Dr John Lambert's experience ranges from his work in hands-on Information and Communication Technology development, through to a long history of contribution to major health projects including hospital redevelopments and clinical Information Technology (IT), technology and communication systems, including the Critical Care Advisory Service in Western NSW Local Health District.

Kerri Ryan, Director, eHealth NSW’s Rural eHealth Program

Kerri Ryan, Director of eHealth NSW’s Rural eHealth Program, has spearheaded a new approach to the way electronic healthcare is delivered across rural NSW. Collaborating with the six rural Local Health Districts, Kerri and her team are delivering tools and resources to clinicians, staff and – most importantly – patients, to accelerate the roll-out of eHealth solutions to the far-flung regions of Australia’s most populous state.

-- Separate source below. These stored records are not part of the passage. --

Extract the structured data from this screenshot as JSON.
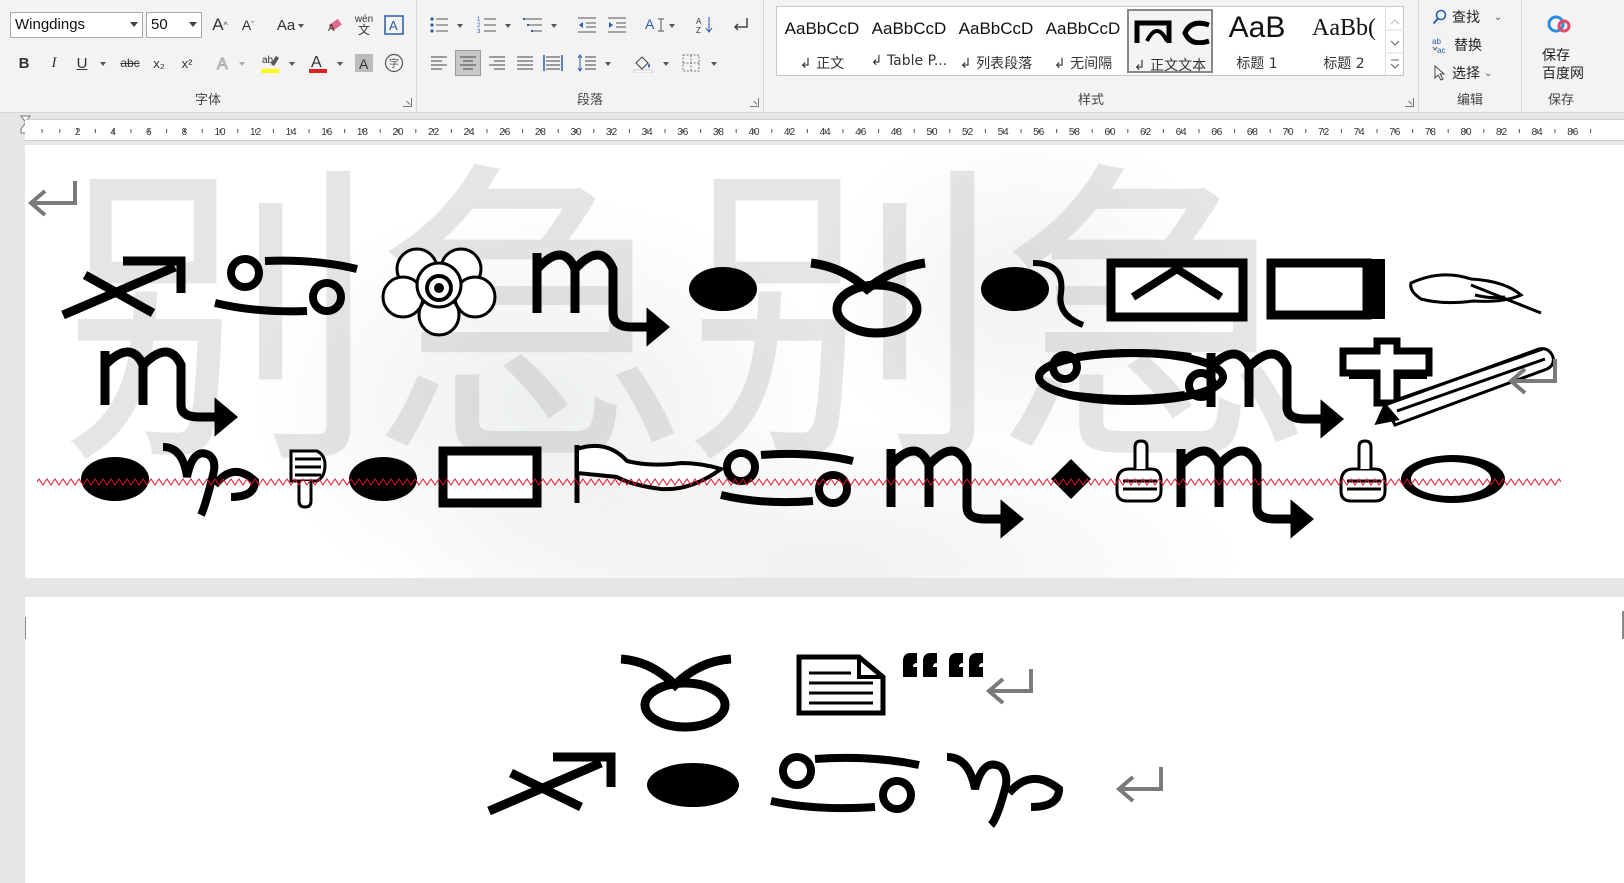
{
  "ribbon": {
    "font": {
      "group_label": "字体",
      "font_name": "Wingdings",
      "font_size": "50",
      "grow_label": "A",
      "shrink_label": "A",
      "case_label": "Aa",
      "bold": "B",
      "italic": "I",
      "underline": "U",
      "strike": "abc",
      "subscript": "x₂",
      "superscript": "x²",
      "phonetic": "wén",
      "highlight_color": "#ffff00",
      "font_color": "#e0201a"
    },
    "paragraph": {
      "group_label": "段落"
    },
    "styles": {
      "group_label": "样式",
      "items": [
        {
          "preview": "AaBbCcD",
          "name": "↲ 正文"
        },
        {
          "preview": "AaBbCcD",
          "name": "↲ Table P..."
        },
        {
          "preview": "AaBbCcD",
          "name": "↲ 列表段落"
        },
        {
          "preview": "AaBbCcD",
          "name": "↲ 无间隔"
        },
        {
          "preview": "",
          "name": "↲ 正文文本"
        },
        {
          "preview": "AaB",
          "name": "标题 1"
        },
        {
          "preview": "AaBb(",
          "name": "标题 2"
        }
      ]
    },
    "editing": {
      "group_label": "编辑",
      "find": "查找",
      "replace": "替换",
      "select": "选择"
    },
    "save": {
      "label_line1": "保存",
      "label_line2": "百度网",
      "group_label": "保存"
    }
  },
  "ruler": {
    "labels": [
      "2",
      "4",
      "6",
      "8",
      "10",
      "12",
      "14",
      "16",
      "18",
      "20",
      "22",
      "24",
      "26",
      "28",
      "30",
      "32",
      "34",
      "36",
      "38",
      "40",
      "42",
      "44",
      "46",
      "48",
      "50",
      "52",
      "54",
      "56",
      "58",
      "60",
      "62",
      "64",
      "66",
      "68",
      "70",
      "72",
      "74",
      "76",
      "78",
      "80",
      "82",
      "84",
      "86"
    ]
  },
  "document": {
    "watermark_text": "别急别急",
    "font": "Wingdings",
    "font_size": 50,
    "spellcheck_color": "#e81123"
  }
}
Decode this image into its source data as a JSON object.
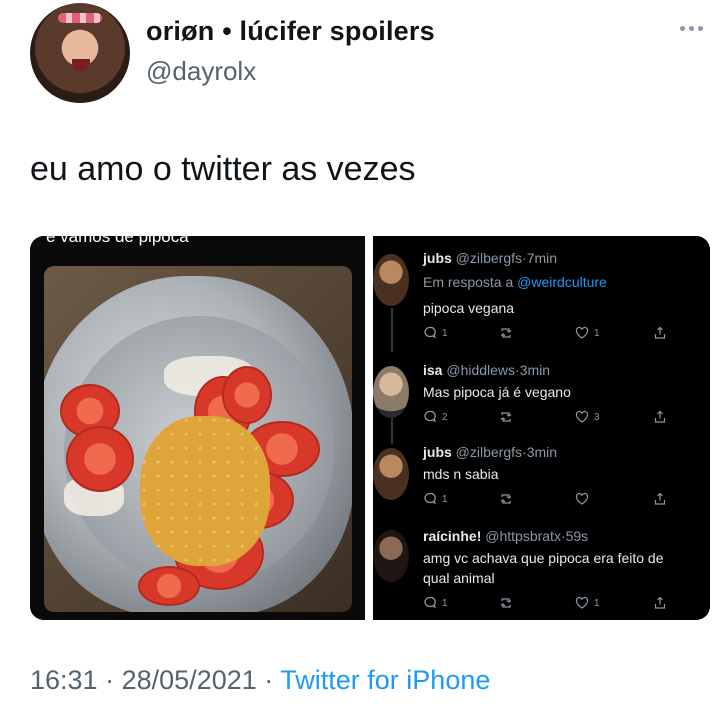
{
  "author": {
    "display_name": "oriøn • lúcifer spoilers",
    "handle": "@dayrolx",
    "avatar_icon": "profile-photo"
  },
  "tweet": {
    "text": "eu amo o twitter as vezes"
  },
  "media": {
    "left_caption": "e vamos de pipoca",
    "replies": [
      {
        "name": "jubs",
        "handle": "@zilbergfs",
        "time": "7min",
        "reply_prefix": "Em resposta a ",
        "reply_to": "@weirdculture",
        "text": "pipoca vegana",
        "counts": {
          "reply": "1",
          "retweet": "",
          "like": "1"
        }
      },
      {
        "name": "isa",
        "handle": "@hiddlews",
        "time": "3min",
        "text": "Mas pipoca já é vegano",
        "counts": {
          "reply": "2",
          "retweet": "",
          "like": "3"
        }
      },
      {
        "name": "jubs",
        "handle": "@zilbergfs",
        "time": "3min",
        "text": "mds n sabia",
        "counts": {
          "reply": "1",
          "retweet": "",
          "like": ""
        }
      },
      {
        "name": "raícinhe!",
        "handle": "@httpsbratx",
        "time": "59s",
        "text_line1": "amg vc achava que pipoca era feito de",
        "text_line2": "qual animal",
        "counts": {
          "reply": "1",
          "retweet": "",
          "like": "1"
        }
      }
    ]
  },
  "footer": {
    "time": "16:31",
    "date": "28/05/2021",
    "separator": "·",
    "source": "Twitter for iPhone"
  },
  "colors": {
    "link": "#1d9bf0",
    "muted": "#536471",
    "text": "#0f1419"
  }
}
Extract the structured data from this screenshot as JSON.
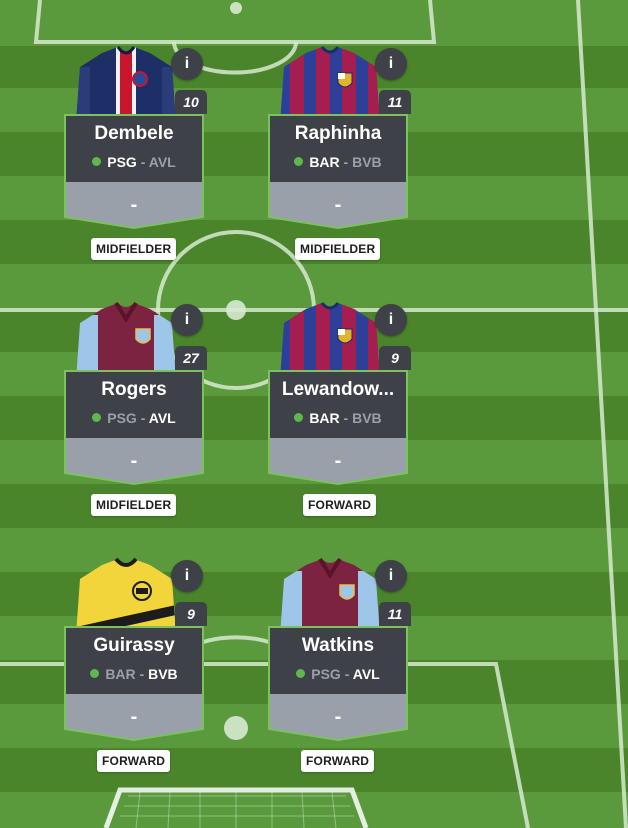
{
  "colors": {
    "pitch_dark": "#4a852b",
    "pitch_light": "#58963a",
    "card_top": "#3e4148",
    "card_bottom": "#9aa0aa",
    "card_border": "#7bc25f",
    "status_dot": "#5fb84e"
  },
  "players": [
    {
      "name": "Dembele",
      "number": "10",
      "info": "i",
      "team": "PSG",
      "sep": "-",
      "opponent": "AVL",
      "score": "-",
      "position": "MIDFIELDER",
      "shirt": "psg-shirt-icon"
    },
    {
      "name": "Raphinha",
      "number": "11",
      "info": "i",
      "team": "BAR",
      "sep": "-",
      "opponent": "BVB",
      "score": "-",
      "position": "MIDFIELDER",
      "shirt": "barcelona-shirt-icon"
    },
    {
      "name": "Rogers",
      "number": "27",
      "info": "i",
      "team": "PSG",
      "sep": "-",
      "opponent": "AVL",
      "score": "-",
      "position": "MIDFIELDER",
      "shirt": "aston-villa-shirt-icon"
    },
    {
      "name": "Lewandow...",
      "number": "9",
      "info": "i",
      "team": "BAR",
      "sep": "-",
      "opponent": "BVB",
      "score": "-",
      "position": "FORWARD",
      "shirt": "barcelona-shirt-icon"
    },
    {
      "name": "Guirassy",
      "number": "9",
      "info": "i",
      "team": "BAR",
      "sep": "-",
      "opponent": "BVB",
      "score": "-",
      "position": "FORWARD",
      "shirt": "dortmund-shirt-icon"
    },
    {
      "name": "Watkins",
      "number": "11",
      "info": "i",
      "team": "PSG",
      "sep": "-",
      "opponent": "AVL",
      "score": "-",
      "position": "FORWARD",
      "shirt": "aston-villa-shirt-icon"
    }
  ]
}
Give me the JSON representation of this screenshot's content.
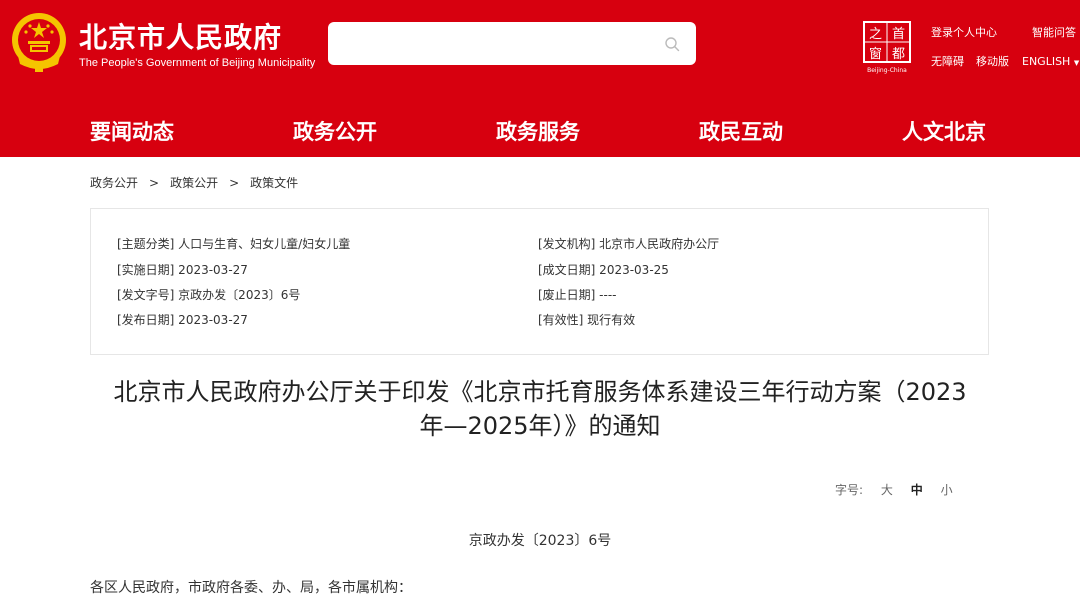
{
  "header": {
    "title_cn": "北京市人民政府",
    "title_en": "The People's Government of Beijing Municipality",
    "bg_color": "#d7000f",
    "search": {
      "placeholder": ""
    },
    "capital_logo": {
      "chars": [
        "之",
        "首",
        "窗",
        "都"
      ],
      "caption": "Beijing-China"
    },
    "links": {
      "login": "登录个人中心",
      "smart_qa": "智能问答",
      "accessible": "无障碍",
      "mobile": "移动版",
      "english": "ENGLISH"
    }
  },
  "nav": {
    "items": [
      "要闻动态",
      "政务公开",
      "政务服务",
      "政民互动",
      "人文北京"
    ]
  },
  "breadcrumb": {
    "items": [
      "政务公开",
      "政策公开",
      "政策文件"
    ],
    "separator": ">"
  },
  "meta": {
    "topic": "[主题分类] 人口与生育、妇女儿童/妇女儿童",
    "issuer": "[发文机构] 北京市人民政府办公厅",
    "effective_date": "[实施日期] 2023-03-27",
    "written_date": "[成文日期] 2023-03-25",
    "doc_code": "[发文字号] 京政办发〔2023〕6号",
    "repeal_date": "[废止日期] ----",
    "publish_date": "[发布日期] 2023-03-27",
    "validity": "[有效性] 现行有效"
  },
  "document": {
    "title_line1": "北京市人民政府办公厅关于印发《北京市托育服务体系建设三年行动方案（2023",
    "title_line2": "年—2025年）》的通知",
    "font_size_label": "字号:",
    "font_sizes": [
      "大",
      "中",
      "小"
    ],
    "number": "京政办发〔2023〕6号",
    "recipients": "各区人民政府，市政府各委、办、局，各市属机构："
  }
}
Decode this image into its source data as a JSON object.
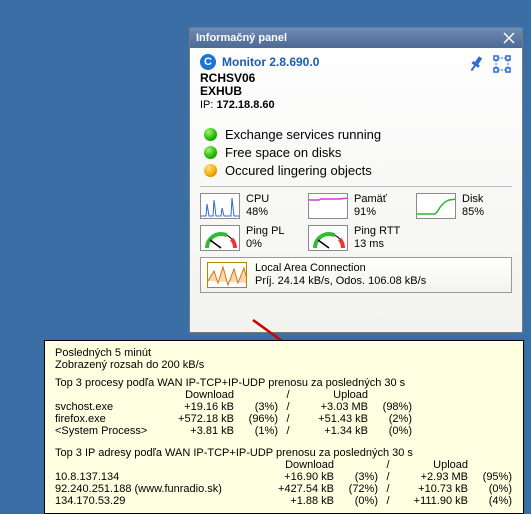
{
  "panel": {
    "title": "Informačný panel",
    "app_name": "Monitor 2.8.690.0",
    "host": "RCHSV06",
    "subhost": "EXHUB",
    "ip_label": "IP:",
    "ip_value": "172.18.8.60"
  },
  "status": [
    {
      "color": "green",
      "text": "Exchange services running"
    },
    {
      "color": "green",
      "text": "Free space on disks"
    },
    {
      "color": "orange",
      "text": "Occured lingering objects"
    }
  ],
  "metrics": {
    "cpu": {
      "name": "CPU",
      "value": "48%"
    },
    "mem": {
      "name": "Pamäť",
      "value": "91%"
    },
    "disk": {
      "name": "Disk",
      "value": "85%"
    },
    "pl": {
      "name": "Ping PL",
      "value": "0%"
    },
    "rtt": {
      "name": "Ping RTT",
      "value": "13 ms"
    }
  },
  "net": {
    "name": "Local Area Connection",
    "text": "Príj. 24.14 kB/s, Odos. 106.08 kB/s"
  },
  "tooltip": {
    "line1": "Posledných 5 minút",
    "line2": "Zobrazený rozsah do 200 kB/s",
    "proc_header": "Top 3 procesy podľa WAN IP-TCP+IP-UDP prenosu za posledných 30 s",
    "col_download": "Download",
    "col_upload": "Upload",
    "sep": "/",
    "procs": [
      {
        "name": "svchost.exe",
        "dl": "+19.16 kB",
        "dlp": "(3%)",
        "ul": "+3.03 MB",
        "ulp": "(98%)"
      },
      {
        "name": "firefox.exe",
        "dl": "+572.18 kB",
        "dlp": "(96%)",
        "ul": "+51.43 kB",
        "ulp": "(2%)"
      },
      {
        "name": "<System Process>",
        "dl": "+3.81 kB",
        "dlp": "(1%)",
        "ul": "+1.34 kB",
        "ulp": "(0%)"
      }
    ],
    "ip_header": "Top 3 IP adresy podľa WAN IP-TCP+IP-UDP prenosu za posledných 30 s",
    "ips": [
      {
        "name": "10.8.137.134",
        "dl": "+16.90 kB",
        "dlp": "(3%)",
        "ul": "+2.93 MB",
        "ulp": "(95%)"
      },
      {
        "name": "92.240.251.188 (www.funradio.sk)",
        "dl": "+427.54 kB",
        "dlp": "(72%)",
        "ul": "+10.73 kB",
        "ulp": "(0%)"
      },
      {
        "name": "134.170.53.29",
        "dl": "+1.88 kB",
        "dlp": "(0%)",
        "ul": "+111.90 kB",
        "ulp": "(4%)"
      }
    ]
  }
}
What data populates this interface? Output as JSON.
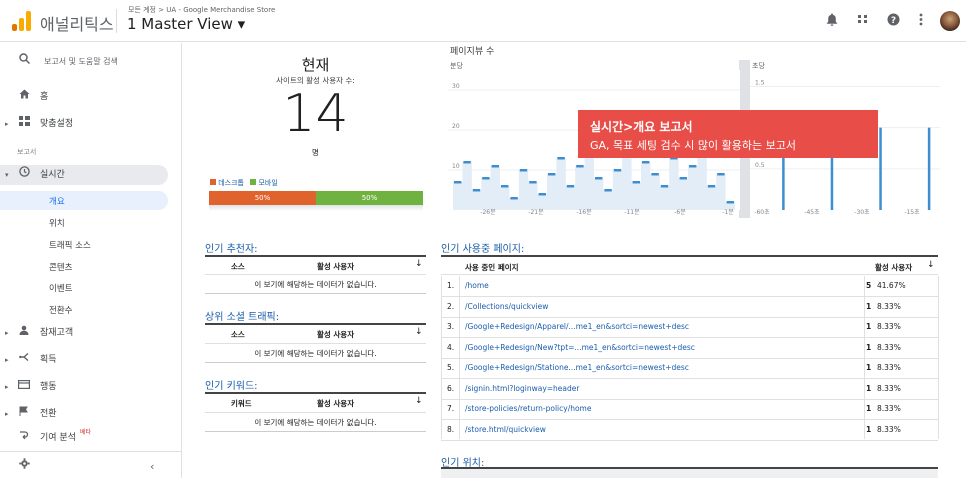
{
  "header": {
    "app_name": "애널리틱스",
    "breadcrumb": "모든 계정 > UA - Google Merchandise Store",
    "view_name": "1 Master View ▾",
    "icons": [
      "bell-icon",
      "apps-icon",
      "help-icon",
      "more-icon"
    ]
  },
  "sidebar": {
    "search_placeholder": "보고서 및 도움말 검색",
    "home": "홈",
    "custom": "맞춤설정",
    "section_reports": "보고서",
    "realtime": "실시간",
    "realtime_items": [
      "개요",
      "위치",
      "트래픽 소스",
      "콘텐츠",
      "이벤트",
      "전환수"
    ],
    "audience": "잠재고객",
    "acquisition": "획득",
    "behavior": "행동",
    "conversions": "전환",
    "attribution": "기여 분석",
    "beta_label": "베타"
  },
  "now": {
    "title": "현재",
    "subtitle": "사이트의 활성 사용자 수:",
    "count": "14",
    "unit": "명",
    "legend_desktop": "데스크톱",
    "legend_mobile": "모바일",
    "desktop_pct": "50%",
    "mobile_pct": "50%",
    "desktop_share": 0.5,
    "colors": {
      "desktop": "#e0622d",
      "mobile": "#6fb23f"
    }
  },
  "pageviews": {
    "title": "페이지뷰 수",
    "per_minute": "분당",
    "per_second": "초당",
    "y_ticks_min": [
      "30",
      "20",
      "10"
    ],
    "y_ticks_sec": [
      "1.5",
      "1",
      "0.5"
    ],
    "x_ticks_min": [
      "-26분",
      "-21분",
      "-16분",
      "-11분",
      "-6분",
      "-1분"
    ],
    "x_ticks_sec": [
      "-60초",
      "-45초",
      "-30초",
      "-15초"
    ]
  },
  "chart_data": [
    {
      "type": "bar",
      "title": "분당",
      "y_ticks": [
        "30",
        "20",
        "10"
      ],
      "ylim": [
        0,
        35
      ],
      "x_ticks": [
        "-26분",
        "-21분",
        "-16분",
        "-11분",
        "-6분",
        "-1분"
      ],
      "values": [
        7,
        12,
        5,
        8,
        11,
        6,
        3,
        10,
        7,
        4,
        9,
        13,
        6,
        11,
        14,
        8,
        5,
        10,
        15,
        7,
        12,
        9,
        6,
        13,
        8,
        11,
        14,
        6,
        9,
        2
      ]
    },
    {
      "type": "bar",
      "title": "초당",
      "y_ticks": [
        "1.5",
        "1",
        "0.5"
      ],
      "ylim": [
        0,
        1.7
      ],
      "x_ticks": [
        "-60초",
        "-45초",
        "-30초",
        "-15초"
      ],
      "values": [
        0,
        1,
        0,
        0,
        0,
        1,
        0,
        0,
        0,
        1,
        0,
        0,
        0,
        1
      ]
    }
  ],
  "overlay": {
    "title": "실시간>개요 보고서",
    "text": "GA, 목표 세팅 검수 시 많이 활용하는 보고서"
  },
  "referrers": {
    "title": "인기 추천자:",
    "col1": "소스",
    "col2": "활성 사용자",
    "empty": "이 보기에 해당하는 데이터가 없습니다."
  },
  "social": {
    "title": "상위 소셜 트래픽:",
    "col1": "소스",
    "col2": "활성 사용자",
    "empty": "이 보기에 해당하는 데이터가 없습니다."
  },
  "keywords": {
    "title": "인기 키워드:",
    "col1": "키워드",
    "col2": "활성 사용자",
    "empty": "이 보기에 해당하는 데이터가 없습니다."
  },
  "active_pages": {
    "title": "인기 사용중 페이지:",
    "col1": "사용 중인 페이지",
    "col2": "활성 사용자",
    "rows": [
      {
        "n": "1.",
        "url": "/home",
        "v": "5",
        "p": "41.67%"
      },
      {
        "n": "2.",
        "url": "/Collections/quickview",
        "v": "1",
        "p": "8.33%"
      },
      {
        "n": "3.",
        "url": "/Google+Redesign/Apparel/...me1_en&sortci=newest+desc",
        "v": "1",
        "p": "8.33%"
      },
      {
        "n": "4.",
        "url": "/Google+Redesign/New?tpt=...me1_en&sortci=newest+desc",
        "v": "1",
        "p": "8.33%"
      },
      {
        "n": "5.",
        "url": "/Google+Redesign/Statione...me1_en&sortci=newest+desc",
        "v": "1",
        "p": "8.33%"
      },
      {
        "n": "6.",
        "url": "/signin.html?loginway=header",
        "v": "1",
        "p": "8.33%"
      },
      {
        "n": "7.",
        "url": "/store-policies/return-policy/home",
        "v": "1",
        "p": "8.33%"
      },
      {
        "n": "8.",
        "url": "/store.html/quickview",
        "v": "1",
        "p": "8.33%"
      }
    ]
  },
  "locations": {
    "title": "인기 위치:"
  }
}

Passionate about Rural Health, Kerri works with chief executives, senior management, clinicians and ICT teams to support excellent healthcare delivery across rural and remote NSW. Her program of work is tracking on time and to budget and her achievements include completing the establishment of a Rural eHealth Program, operationalising governance structures, establishing program management systems and reporting, and kick-starting inflight programs (such as Community Health and Outpatient Care and Electronic Medical Record) for each of the six LHDs, covering a program of work from 2015-2018.

Kerri’s career has spanned more than 30 years in the information technology industry, giving her broad-based experience in fields including Data Centre management, system management, operations, network/field support, helpdesk/customer service, business continuity, strategic IM&T planning/implementation and clinical and corporate application support and delivery.